Aim of the exercise: Search the listing below for the word "editor", and copy every line in which it turns up.

Provided records:
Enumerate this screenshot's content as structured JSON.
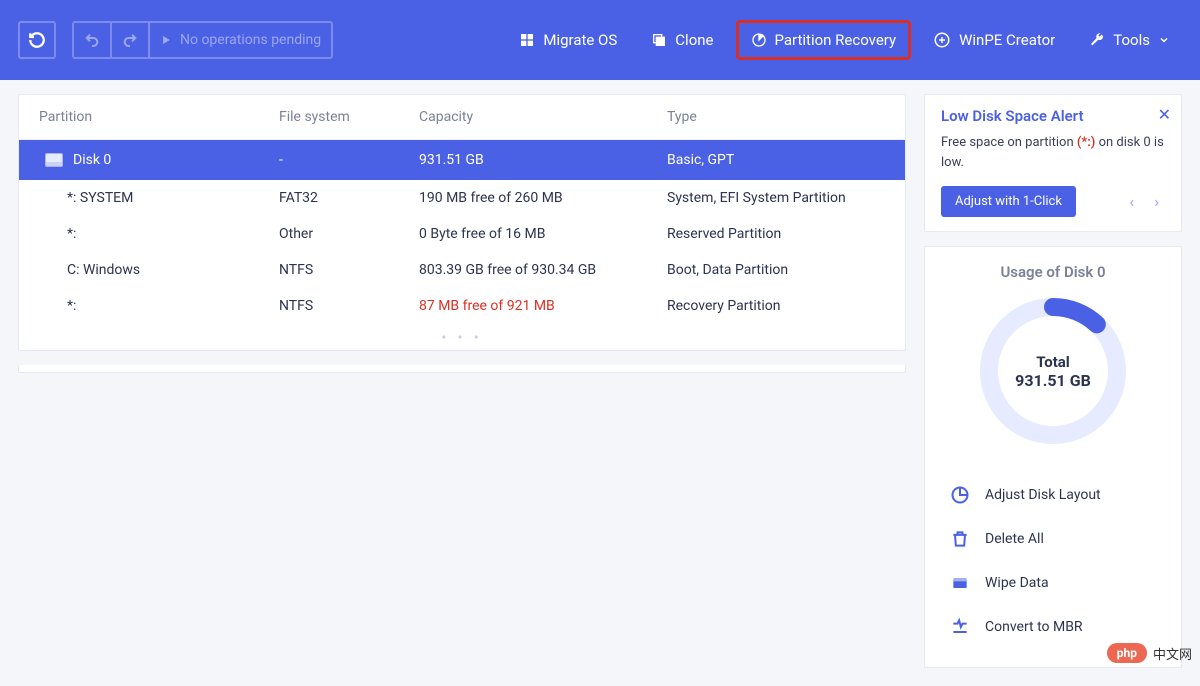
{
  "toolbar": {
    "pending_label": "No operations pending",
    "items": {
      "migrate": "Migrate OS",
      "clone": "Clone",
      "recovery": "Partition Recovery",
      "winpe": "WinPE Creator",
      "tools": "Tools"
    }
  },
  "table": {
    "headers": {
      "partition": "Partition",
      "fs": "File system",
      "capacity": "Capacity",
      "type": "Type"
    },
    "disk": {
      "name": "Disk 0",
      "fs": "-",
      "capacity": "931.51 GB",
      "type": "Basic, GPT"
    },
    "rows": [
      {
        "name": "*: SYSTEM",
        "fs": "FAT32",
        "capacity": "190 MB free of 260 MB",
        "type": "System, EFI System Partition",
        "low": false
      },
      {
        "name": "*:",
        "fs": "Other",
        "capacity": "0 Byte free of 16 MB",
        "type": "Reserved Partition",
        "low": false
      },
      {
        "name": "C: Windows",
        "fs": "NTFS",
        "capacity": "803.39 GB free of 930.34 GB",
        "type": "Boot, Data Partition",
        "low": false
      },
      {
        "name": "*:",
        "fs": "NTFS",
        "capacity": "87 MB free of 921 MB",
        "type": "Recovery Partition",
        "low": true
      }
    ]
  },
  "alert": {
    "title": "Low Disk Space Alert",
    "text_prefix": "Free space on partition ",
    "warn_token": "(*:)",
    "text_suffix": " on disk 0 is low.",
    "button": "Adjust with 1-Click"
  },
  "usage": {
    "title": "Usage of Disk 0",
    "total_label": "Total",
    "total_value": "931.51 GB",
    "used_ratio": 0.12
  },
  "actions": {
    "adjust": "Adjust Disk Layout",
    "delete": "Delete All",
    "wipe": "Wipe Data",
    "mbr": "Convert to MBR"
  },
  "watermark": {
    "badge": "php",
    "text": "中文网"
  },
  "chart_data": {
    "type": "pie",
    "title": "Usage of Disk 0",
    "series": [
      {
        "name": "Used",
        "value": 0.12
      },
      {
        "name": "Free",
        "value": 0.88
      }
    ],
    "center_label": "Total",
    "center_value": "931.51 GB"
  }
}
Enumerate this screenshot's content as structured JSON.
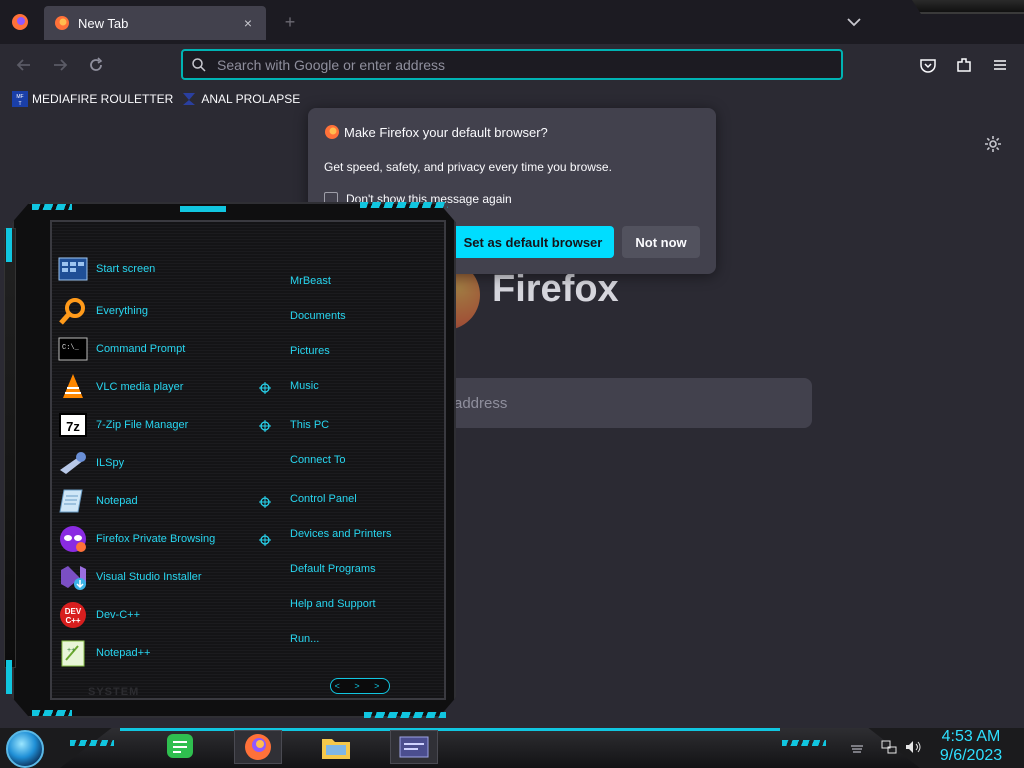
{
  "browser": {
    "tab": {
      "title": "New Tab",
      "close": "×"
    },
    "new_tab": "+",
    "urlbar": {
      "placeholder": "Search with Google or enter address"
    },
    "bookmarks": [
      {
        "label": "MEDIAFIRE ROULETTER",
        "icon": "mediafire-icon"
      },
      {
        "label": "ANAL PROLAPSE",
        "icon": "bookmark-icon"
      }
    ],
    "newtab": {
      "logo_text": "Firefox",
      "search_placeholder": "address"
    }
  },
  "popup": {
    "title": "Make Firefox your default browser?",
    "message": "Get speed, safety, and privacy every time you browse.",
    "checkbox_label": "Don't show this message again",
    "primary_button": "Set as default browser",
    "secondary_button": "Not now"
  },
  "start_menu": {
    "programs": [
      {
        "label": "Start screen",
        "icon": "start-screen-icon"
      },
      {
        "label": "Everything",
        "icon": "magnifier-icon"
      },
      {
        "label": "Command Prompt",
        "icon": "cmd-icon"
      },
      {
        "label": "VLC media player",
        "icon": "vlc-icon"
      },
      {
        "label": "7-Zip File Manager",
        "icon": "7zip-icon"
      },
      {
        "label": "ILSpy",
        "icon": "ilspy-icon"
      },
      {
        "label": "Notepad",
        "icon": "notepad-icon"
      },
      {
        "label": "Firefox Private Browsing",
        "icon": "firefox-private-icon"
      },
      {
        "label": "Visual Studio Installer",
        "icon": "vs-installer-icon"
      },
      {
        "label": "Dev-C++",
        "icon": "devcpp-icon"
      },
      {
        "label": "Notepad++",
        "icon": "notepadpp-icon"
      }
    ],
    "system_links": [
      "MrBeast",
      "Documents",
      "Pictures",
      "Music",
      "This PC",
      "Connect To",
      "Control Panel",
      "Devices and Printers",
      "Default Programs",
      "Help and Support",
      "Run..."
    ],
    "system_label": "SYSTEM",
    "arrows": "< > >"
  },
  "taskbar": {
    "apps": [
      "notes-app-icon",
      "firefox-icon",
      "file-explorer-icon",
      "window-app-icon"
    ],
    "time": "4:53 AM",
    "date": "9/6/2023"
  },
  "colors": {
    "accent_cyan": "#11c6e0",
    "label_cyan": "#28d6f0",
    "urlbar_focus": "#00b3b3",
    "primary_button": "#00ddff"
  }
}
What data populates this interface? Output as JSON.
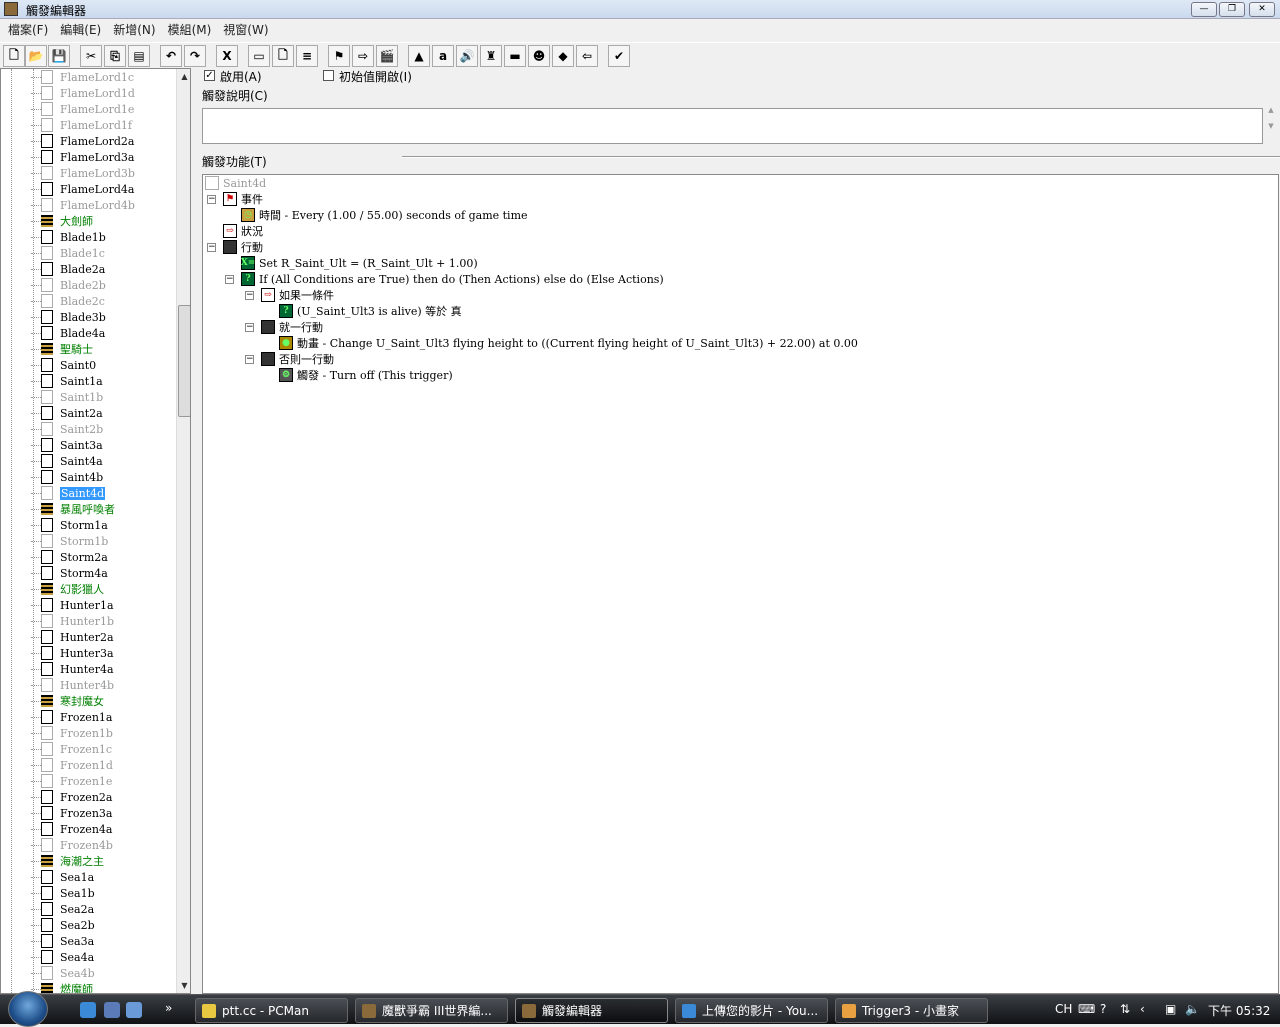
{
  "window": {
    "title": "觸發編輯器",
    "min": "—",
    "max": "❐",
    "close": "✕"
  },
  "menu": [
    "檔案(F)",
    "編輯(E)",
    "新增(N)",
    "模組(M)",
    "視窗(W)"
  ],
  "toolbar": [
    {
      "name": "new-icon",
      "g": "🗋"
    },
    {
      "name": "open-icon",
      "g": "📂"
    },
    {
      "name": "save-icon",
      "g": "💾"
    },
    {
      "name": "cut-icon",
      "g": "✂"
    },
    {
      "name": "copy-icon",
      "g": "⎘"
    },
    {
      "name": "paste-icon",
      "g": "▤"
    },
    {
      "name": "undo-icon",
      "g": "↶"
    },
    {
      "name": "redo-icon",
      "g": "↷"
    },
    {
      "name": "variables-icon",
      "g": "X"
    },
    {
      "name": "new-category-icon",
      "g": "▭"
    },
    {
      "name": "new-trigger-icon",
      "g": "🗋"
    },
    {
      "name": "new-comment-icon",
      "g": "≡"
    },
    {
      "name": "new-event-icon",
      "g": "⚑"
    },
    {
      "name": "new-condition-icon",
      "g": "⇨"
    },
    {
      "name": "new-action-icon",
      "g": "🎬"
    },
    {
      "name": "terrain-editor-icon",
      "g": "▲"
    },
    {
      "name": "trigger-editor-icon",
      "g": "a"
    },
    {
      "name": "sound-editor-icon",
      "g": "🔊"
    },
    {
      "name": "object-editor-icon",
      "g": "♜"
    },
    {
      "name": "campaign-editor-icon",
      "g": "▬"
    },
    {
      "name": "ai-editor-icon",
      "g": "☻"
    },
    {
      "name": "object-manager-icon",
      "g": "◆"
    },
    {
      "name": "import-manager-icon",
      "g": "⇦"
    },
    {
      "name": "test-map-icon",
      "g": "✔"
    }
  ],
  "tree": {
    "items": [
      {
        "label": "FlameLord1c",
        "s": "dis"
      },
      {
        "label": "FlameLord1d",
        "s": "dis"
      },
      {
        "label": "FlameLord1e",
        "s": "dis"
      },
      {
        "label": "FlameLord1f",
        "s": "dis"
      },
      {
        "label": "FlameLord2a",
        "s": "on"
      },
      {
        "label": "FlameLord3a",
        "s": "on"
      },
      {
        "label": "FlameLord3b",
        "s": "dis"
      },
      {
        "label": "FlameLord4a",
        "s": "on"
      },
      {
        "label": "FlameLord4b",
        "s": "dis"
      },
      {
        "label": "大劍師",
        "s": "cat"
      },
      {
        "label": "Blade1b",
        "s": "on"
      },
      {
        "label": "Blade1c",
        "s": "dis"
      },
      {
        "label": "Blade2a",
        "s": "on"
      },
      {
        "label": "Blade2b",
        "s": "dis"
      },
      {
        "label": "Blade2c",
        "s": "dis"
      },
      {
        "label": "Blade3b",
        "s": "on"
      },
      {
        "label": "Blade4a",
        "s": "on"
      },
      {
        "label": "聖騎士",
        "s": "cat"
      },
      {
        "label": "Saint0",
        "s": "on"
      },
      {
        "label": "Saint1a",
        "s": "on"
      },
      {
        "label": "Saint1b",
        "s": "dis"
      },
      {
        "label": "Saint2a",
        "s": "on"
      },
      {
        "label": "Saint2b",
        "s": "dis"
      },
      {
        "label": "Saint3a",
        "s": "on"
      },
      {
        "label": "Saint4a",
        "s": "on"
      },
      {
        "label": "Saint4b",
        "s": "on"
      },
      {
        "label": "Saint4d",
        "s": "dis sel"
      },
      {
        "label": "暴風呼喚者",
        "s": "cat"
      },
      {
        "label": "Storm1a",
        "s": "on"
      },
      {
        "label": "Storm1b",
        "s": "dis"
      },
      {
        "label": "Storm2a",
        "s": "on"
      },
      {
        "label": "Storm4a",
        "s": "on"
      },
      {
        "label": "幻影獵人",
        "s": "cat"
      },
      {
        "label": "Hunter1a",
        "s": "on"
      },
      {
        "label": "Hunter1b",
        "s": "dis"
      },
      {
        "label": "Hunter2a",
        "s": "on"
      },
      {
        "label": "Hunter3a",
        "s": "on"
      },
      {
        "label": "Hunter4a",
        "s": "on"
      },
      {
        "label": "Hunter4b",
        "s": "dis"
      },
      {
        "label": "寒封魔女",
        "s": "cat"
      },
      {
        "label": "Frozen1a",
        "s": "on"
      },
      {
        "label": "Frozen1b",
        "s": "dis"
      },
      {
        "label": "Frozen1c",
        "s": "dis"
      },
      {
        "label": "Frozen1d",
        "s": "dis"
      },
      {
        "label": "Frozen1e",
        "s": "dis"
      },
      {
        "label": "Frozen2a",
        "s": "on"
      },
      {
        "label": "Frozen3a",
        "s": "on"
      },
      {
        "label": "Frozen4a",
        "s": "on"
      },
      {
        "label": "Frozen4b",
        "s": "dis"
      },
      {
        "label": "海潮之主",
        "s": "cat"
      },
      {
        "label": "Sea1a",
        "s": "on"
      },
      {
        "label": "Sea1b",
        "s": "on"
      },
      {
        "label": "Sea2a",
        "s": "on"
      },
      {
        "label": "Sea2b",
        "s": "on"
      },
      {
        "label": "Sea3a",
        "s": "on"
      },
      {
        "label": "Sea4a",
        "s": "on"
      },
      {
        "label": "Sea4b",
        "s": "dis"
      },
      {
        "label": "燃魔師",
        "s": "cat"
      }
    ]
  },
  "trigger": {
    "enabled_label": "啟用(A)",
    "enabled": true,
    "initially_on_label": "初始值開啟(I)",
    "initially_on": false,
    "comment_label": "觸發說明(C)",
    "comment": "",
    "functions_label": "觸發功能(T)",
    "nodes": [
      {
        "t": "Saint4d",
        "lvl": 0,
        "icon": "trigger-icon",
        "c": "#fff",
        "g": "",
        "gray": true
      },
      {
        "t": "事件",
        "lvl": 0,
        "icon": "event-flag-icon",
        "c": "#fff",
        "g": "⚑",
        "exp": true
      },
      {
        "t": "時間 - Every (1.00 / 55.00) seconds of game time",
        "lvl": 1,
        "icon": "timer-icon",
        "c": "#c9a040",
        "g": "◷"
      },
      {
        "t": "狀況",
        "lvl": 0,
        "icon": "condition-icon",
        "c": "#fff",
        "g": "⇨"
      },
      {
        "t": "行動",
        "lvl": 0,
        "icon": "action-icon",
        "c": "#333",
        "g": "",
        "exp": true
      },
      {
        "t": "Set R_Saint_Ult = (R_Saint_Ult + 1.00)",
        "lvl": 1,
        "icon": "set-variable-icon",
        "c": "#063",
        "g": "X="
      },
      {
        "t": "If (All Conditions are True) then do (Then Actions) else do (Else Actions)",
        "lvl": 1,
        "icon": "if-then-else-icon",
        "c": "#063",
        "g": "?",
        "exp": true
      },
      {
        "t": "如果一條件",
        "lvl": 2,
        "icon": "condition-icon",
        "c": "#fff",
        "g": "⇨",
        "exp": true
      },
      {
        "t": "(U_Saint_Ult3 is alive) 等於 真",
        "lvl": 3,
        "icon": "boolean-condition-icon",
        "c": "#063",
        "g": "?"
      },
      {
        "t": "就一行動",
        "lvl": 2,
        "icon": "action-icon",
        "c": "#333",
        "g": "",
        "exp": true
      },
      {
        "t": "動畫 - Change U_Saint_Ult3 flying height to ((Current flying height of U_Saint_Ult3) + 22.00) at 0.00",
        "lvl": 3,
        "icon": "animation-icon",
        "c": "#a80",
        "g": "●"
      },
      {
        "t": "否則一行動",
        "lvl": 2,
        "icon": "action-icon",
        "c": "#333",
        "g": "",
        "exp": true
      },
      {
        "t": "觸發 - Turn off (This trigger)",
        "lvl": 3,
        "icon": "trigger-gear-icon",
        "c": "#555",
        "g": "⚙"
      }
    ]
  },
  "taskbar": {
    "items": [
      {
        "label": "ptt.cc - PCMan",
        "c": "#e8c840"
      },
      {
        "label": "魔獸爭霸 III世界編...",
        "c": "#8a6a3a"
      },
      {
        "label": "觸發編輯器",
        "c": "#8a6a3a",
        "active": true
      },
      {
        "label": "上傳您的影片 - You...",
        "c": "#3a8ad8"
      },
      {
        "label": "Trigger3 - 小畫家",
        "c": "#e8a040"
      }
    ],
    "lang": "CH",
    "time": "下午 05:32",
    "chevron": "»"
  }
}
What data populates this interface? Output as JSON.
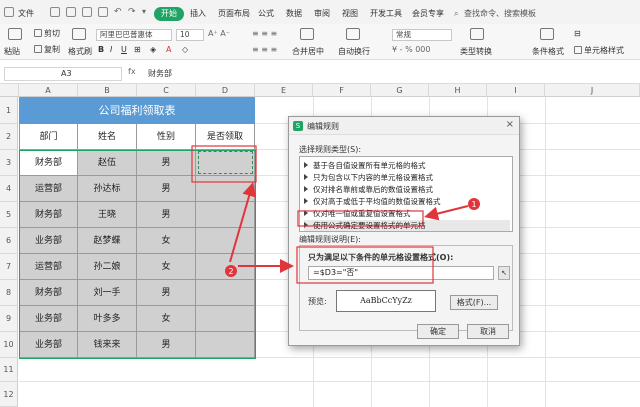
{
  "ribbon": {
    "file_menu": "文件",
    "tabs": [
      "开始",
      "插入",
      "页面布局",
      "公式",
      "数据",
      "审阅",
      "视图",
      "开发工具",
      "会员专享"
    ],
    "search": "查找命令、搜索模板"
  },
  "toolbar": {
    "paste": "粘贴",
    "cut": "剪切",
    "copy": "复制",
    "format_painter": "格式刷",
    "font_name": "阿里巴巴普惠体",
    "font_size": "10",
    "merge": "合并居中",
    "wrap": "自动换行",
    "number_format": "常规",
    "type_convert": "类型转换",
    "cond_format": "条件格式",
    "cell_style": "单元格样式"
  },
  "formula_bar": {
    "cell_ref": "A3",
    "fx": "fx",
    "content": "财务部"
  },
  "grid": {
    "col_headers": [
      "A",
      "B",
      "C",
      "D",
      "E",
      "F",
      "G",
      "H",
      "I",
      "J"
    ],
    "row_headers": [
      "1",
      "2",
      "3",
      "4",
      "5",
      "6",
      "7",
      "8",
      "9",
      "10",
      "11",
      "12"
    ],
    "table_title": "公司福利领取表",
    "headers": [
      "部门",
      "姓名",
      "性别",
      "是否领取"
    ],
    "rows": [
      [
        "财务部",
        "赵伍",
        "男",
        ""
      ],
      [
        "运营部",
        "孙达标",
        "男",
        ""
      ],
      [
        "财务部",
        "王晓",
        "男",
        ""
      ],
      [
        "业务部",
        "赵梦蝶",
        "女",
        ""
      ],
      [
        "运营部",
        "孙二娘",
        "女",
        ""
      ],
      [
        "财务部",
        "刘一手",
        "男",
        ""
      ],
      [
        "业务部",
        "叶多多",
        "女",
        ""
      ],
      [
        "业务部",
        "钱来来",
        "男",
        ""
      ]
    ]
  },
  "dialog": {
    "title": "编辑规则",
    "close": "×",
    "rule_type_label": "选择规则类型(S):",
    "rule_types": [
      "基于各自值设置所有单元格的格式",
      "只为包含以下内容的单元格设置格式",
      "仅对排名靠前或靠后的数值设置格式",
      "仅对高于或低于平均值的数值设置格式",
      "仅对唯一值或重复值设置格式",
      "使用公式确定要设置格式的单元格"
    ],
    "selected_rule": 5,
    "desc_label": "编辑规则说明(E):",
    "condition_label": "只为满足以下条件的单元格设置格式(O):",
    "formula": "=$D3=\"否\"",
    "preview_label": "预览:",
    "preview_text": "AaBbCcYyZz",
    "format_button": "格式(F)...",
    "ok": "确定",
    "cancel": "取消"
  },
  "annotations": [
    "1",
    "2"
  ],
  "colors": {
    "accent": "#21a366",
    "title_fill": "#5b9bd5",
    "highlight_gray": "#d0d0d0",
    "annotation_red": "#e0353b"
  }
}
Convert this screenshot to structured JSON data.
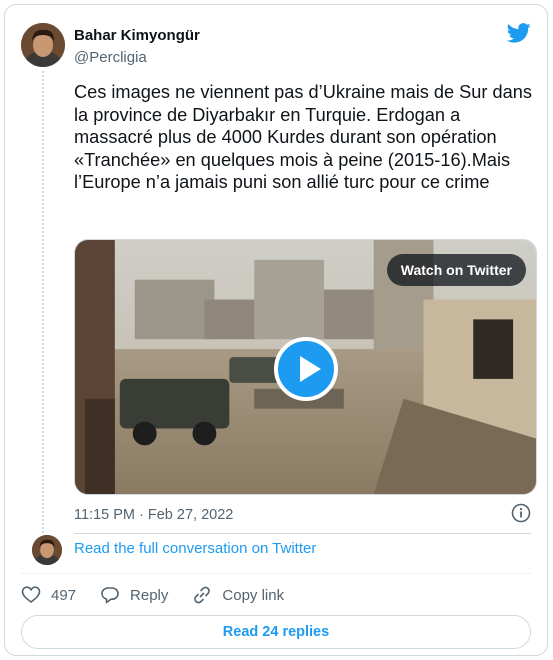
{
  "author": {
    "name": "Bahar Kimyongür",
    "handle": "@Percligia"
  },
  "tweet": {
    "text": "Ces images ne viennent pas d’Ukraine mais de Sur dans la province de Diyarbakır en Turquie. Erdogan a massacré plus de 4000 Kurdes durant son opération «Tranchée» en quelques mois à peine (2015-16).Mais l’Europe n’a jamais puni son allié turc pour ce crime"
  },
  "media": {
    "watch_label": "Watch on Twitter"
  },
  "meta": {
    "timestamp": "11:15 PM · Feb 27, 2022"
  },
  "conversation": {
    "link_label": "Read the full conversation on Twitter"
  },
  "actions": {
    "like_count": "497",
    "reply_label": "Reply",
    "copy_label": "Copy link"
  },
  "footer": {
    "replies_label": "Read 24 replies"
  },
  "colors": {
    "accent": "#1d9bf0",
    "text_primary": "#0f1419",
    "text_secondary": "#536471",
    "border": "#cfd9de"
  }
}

Task solution:
      "name": "terrain-editor-icon",
      "name": "trigger-editor-icon",
      "name": "sound-editor-icon",
      "name": "object-editor-icon",
      "name": "campaign-editor-icon",
      "name": "ai-editor-icon",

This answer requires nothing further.